Look through the lines below and extract any with the word "LADRÓN".

**INPUT MATERIAL**

.....

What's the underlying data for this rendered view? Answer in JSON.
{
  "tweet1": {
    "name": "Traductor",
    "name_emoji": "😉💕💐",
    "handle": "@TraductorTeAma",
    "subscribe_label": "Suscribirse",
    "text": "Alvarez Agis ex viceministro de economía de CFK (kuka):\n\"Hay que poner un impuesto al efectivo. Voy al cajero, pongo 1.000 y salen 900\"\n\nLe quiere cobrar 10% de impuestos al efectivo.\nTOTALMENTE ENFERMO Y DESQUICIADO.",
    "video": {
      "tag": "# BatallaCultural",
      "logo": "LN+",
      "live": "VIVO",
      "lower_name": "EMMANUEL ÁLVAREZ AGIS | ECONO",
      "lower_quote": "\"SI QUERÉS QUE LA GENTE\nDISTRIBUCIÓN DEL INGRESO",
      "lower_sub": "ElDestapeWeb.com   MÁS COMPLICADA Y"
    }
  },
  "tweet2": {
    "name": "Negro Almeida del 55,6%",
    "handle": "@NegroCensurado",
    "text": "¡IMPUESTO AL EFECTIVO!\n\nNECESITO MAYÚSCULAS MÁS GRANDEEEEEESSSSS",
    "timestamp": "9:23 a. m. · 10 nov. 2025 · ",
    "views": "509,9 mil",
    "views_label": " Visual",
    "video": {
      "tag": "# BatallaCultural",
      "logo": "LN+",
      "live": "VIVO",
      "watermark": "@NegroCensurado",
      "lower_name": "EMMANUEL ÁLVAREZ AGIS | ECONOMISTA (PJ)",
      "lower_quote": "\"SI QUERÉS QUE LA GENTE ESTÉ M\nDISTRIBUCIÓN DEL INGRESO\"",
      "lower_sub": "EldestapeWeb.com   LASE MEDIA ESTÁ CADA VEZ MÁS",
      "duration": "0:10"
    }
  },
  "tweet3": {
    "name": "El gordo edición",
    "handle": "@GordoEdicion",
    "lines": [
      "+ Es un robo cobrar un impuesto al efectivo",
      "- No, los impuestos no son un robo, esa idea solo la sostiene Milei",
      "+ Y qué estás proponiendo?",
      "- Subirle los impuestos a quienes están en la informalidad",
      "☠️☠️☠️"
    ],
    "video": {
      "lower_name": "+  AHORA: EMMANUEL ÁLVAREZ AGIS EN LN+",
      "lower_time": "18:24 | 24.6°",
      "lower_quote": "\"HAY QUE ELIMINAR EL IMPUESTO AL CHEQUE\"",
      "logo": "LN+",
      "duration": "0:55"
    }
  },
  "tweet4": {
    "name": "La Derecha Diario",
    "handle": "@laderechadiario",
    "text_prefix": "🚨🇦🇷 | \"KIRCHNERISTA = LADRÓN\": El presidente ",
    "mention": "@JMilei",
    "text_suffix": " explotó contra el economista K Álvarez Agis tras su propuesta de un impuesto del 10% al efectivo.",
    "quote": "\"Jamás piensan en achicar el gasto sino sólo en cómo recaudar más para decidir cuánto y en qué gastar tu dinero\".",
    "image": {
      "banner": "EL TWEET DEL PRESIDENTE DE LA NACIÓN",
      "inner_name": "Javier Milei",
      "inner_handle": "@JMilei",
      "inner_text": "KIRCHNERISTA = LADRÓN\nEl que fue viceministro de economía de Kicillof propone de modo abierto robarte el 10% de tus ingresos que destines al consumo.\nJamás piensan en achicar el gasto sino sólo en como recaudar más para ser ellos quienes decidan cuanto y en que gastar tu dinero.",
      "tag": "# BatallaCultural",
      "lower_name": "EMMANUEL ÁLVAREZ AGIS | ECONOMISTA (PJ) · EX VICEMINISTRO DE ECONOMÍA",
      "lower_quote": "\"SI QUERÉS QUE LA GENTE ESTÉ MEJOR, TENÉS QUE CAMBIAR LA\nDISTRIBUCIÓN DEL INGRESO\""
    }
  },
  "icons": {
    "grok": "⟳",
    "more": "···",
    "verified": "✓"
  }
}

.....

**WRITTEN ANSWER**
    "text_prefix": "🚨🇦🇷 | \"KIRCHNERISTA = LADRÓN\": El presidente ",
      "inner_text": "KIRCHNERISTA = LADRÓN\nEl que fue viceministro de economía de Kicillof propone de modo abierto robarte el 10% de tus ingresos que destines al consumo.\nJamás piensan en achicar el gasto sino sólo en como recaudar más para ser ellos quienes decidan cuanto y en que gastar tu dinero.",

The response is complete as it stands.